Yet, the fact remains that there have been at least 60 Islamist-inspired terrorist plots against the homeland since 9/11, illustrating the continued threat of terrorism against the United States. Fifty-three of these plots were thwarted long before the public was ever in danger, due in large part to the concerted efforts of U.S. law enforcement and intelligence.

The Heritage Foundation has tracked the foiled terrorist plots against the United States since 9/11 in an effort to study the evolving nature of the threat and garner lessons learned. The best way to protect the United States from the continued threat of terrorism is to ensure a strong and capable domestic counterterrorism enterprise—and to understand the continuing nature of the terror threat.

The bombings in Boston are not likely to be the last such attempt to attack the U.S. as a whole. Now is not the time for the U.S. to stand still. Congress and the Administration should:

  • Ensure a proactive approach to halting terrorism,
  • Maintain essential counterterrorism tools,
  • Break down silos of information,
  • Streamline the domestic counterterrorism system, and
  • Fully implement a strategy to counter violent extremism

BG-terror-plots-JULY-2013-chart-1 (2)

60 Terrorist Plots Since 9/11

In 2007, The Heritage Foundation began tracking post-9/11 terrorist plots against the United States. Heritage continuously refines and updates the available information, and in light of the Boston Marathon bombing, is now including not only thwarted plots, but those that have been successful.[1]

In 2012, Heritage reported that at least 50 publicly known, Islamist-inspired terrorist plots against the homeland had been thwarted since September 11, 2001. The reality, of course, is that no matter how good a nation’s security and intelligence agencies are, they cannot prevent 100 percent of planned attacks. While there has not been a catastrophe on the scale of 9/11 in the past 12 years, terrorists have succeeded in attacking the homeland four times: (1) the intentional driving of an SUV into a crowd of students at the University of North Carolina–Chapel Hill in 2006; (2) the shooting at an army recruitment office in Little Rock, Arkansas, in 2009; (3) the shooting by U.S. Army Major Nidal Hasan at Fort Hood, also in 2009; and (4) the bombings in Boston.

Of the 60 plots, 49 could be considered homegrown terror plots. This means that one or more of the actors were American citizens, legal permanent residents, or visitors radicalized predominately in the United States.[2]

In each of these plots, the number one target was military facilities, followed closely by targets in New York City. The third most common target was mass gatherings, like the Boston Marathon, nightclubs and bars, and shopping malls.

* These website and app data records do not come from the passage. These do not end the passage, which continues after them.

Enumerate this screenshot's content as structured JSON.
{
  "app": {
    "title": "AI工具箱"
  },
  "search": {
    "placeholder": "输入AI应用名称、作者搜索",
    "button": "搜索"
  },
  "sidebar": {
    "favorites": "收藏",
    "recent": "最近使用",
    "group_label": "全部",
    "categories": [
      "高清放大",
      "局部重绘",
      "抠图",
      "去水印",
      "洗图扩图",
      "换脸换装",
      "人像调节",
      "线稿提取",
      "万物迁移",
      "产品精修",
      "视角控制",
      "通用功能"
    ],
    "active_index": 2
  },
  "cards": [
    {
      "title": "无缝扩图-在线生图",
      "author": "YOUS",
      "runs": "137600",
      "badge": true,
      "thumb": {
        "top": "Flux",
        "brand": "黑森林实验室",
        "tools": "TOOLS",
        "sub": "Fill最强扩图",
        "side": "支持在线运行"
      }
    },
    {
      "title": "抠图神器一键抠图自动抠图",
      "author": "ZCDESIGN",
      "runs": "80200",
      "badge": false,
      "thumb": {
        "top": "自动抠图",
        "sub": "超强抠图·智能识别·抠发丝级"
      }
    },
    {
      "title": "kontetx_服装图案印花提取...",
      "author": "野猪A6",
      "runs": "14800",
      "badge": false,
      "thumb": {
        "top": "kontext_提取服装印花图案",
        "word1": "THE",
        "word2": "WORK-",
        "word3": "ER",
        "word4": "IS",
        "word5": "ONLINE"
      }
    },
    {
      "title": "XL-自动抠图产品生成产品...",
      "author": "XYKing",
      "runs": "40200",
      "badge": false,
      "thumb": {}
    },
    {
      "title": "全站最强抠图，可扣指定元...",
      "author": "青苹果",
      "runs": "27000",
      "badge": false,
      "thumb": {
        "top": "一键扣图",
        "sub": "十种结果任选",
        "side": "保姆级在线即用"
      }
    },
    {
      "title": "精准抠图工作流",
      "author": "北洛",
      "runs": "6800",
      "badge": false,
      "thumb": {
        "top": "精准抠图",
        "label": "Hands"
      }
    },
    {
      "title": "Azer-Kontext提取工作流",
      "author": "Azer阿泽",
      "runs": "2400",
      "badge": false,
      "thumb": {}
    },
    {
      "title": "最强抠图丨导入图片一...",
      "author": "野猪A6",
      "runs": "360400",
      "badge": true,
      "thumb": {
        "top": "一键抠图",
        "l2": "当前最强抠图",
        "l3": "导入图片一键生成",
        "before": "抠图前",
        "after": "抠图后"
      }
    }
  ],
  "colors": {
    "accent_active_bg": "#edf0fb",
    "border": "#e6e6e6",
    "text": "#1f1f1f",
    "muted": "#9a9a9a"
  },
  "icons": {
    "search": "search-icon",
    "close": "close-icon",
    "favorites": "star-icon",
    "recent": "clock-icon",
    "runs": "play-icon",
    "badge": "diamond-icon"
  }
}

While four plots were successful, and three foiled merely by luck or the swift action of private citizens, the rest were thwarted in their early stages by U.S., and sometimes international, law enforcement.

Read more –  A summary account of each of the 60 domestic Islamic  terror incidents is given followed by recommendations for strengthening domestic counterterrorism efforts.

 

Refreshing Candor on Islamist Violence in Congressional Report

American Jihadist Terrorism Combating a Complex Threatby IPT News: